Under the 2009 economic stimulus package, medical providers who demonstrate meaningful use of certified Electronic Health Record (EHR) systems can qualify for Medicaid and Medicare incentive payments. The American Medical Association (AMA) is leading a coalition of 35 medical societies and this group recently sent a letter to the National Coordinator for Health IT recommending major changes to the certification program.
Among other things, the letter recommends that EHR certification is separated from the meaningful use program, that there is exception handling in EHR testing, that alternate software testing methods are assessed, and that a new architectural guide to support information exchange is developed. The coalition feels that “certification has become the priority in [health IT] design at the expense of meeting physician customers’ needs, patient safety and product innovation.” The letter stated, “We believe there is an urgent need to change the current certification program to better align end-to-end testing to focus on EHR usability, interoperability, and safety.”
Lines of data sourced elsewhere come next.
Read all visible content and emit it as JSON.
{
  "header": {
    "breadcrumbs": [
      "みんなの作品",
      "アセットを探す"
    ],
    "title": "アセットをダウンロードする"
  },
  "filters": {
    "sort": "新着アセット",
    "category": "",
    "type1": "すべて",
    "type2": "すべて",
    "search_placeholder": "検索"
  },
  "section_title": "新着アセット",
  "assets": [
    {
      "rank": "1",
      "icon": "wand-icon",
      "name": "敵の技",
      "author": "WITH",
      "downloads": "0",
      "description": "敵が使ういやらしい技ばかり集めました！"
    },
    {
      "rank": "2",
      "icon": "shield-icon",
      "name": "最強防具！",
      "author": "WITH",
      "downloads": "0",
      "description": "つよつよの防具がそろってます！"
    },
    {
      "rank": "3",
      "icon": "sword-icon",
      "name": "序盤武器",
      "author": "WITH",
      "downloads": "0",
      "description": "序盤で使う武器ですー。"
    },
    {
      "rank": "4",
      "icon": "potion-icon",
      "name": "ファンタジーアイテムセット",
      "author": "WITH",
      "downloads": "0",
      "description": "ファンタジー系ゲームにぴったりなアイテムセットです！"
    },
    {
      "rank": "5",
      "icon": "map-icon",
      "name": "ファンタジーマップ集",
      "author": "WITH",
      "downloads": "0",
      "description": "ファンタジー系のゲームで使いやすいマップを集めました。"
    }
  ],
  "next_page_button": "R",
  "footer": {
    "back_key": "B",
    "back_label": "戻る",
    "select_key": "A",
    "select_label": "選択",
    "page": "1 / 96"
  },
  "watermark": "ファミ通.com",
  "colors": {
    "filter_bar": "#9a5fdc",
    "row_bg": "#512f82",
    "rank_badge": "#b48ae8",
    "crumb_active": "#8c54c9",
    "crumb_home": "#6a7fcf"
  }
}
This is not the first time the AMA has voiced concerns. In the fall of 2014 the AMA released a letter to the Office of the National Coordinator (ONC) Karen B. DeSalvo and Centers for Medicare & Medicaid Services (CMS) Administrator, Marilyn B. Tavenner. The 30 page letter states, “After three-and-a-half years of provider participation, we are at a critical crossroad where we believe it is important and necessary to pause and fully assess what is working and what needs improvement before moving ahead to Stage 3 of the program.” At that time they provided a blueprint that they felt would improve the program.
The AMA recently published a list of “Top 10 issues for physicians to watch in 2015” and top ranking on the list were Electronic Health Records as they feel a “one size fits all” approach is not prudent, and ICD-10 regulations with high administrative load as it pulls time away from patient care. In their recent letter, the AMA also voiced concerns about the security of electronic health records and would like to see enhanced security criterion in EHR certification.
A separate group of 10, which included the American Association of Orthopaedic Surgeons and the American Joint Replacement Registry recently sent a letter to Health and Human Services (HHS) Secretary Sylvia Mathews Burwell urging unique device identifier fields to be included in upcoming electronic health record certification criteria. They wrote, “We are asking that the Office of the National Coordinator for Health Information Technology and the Centers for Medicare & Medicaid Services include provisions to enable and encourage providers to document the specific medical devices implanted in patients as part of forthcoming rules on the electronic health record certification and meaningful use programs.”
As certification criteria grows and changes, there will surely be recommendations for many additions, subtractions and revisions. Medisoft, Lytec and Greenway Primesuite electronic health record and practice management software are all working hard to make sure the products are compliant and able to meet all the necessary changes.